London has topped in the 2017 Global Financial Centres Index (GFCI) among 92 financial centres released by the Z/Yen and China Development Institute. India’s financial capital Mumbai was ranked at 60th position, up by three positions compared to previous edition.
Global Financial Centres Index
The index is ranking of the competitiveness of financial centres based on aggregate of indices from five key areas: business environment, financial sector development, infrastructure factors, human capital, reputation and general factors. It is published twice a year. It is widely quoted as a source for ranking financial centres.
There is little change in top five positions compared to previous year. London and New York remain in first and second places. Hong Kong has moved just ahead of Singapore. Tokyo remains in fifth. New York was 24 points behind London, biggest gap between the two since survey started in 2007 presumably due to fears over US trade.
The index shows that London is globe’s most attractive financial centre despite Britain’s looming departure from the European Union. Earlier it was believed that due to Brexit, London will lose its pre-eminent status as a financial centre, but there are very few signs of that happening yet.
There is overall drop in confidence amongst leading centres. Of the top 25 centres, 23 fell in ratings and only two rose. At lower end of table, 20 of 25 lowest rated centres actually rose in the GFCI ratings.
Western European financial centres are still volatile. Frankfurt, Dublin, Paris and Amsterdam all rose in rankings, but Geneva, Zurich and Luxembourg fell in rankings. European centres continued to fluctuate as people speculate about which centres might benefit from London leaving U. Stockholm, Copenhagen, and Vienna all showing strong rises.

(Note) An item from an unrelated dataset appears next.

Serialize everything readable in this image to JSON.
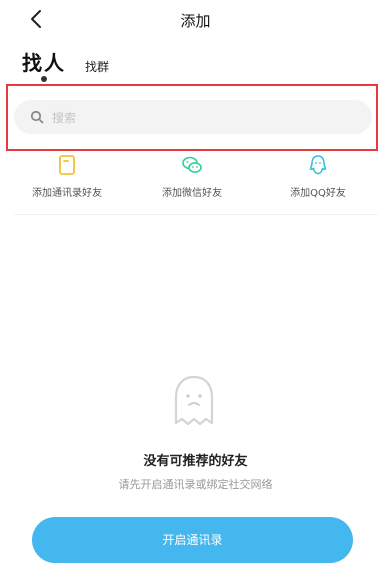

The leading financial centres in Asia/Pacific region fell in ratings. All of top ten centres in region fell in ratings with Singapore, Tokyo, and Osaka all showing fall in ratings. These are reverses of strong gains made in the year 2015-16.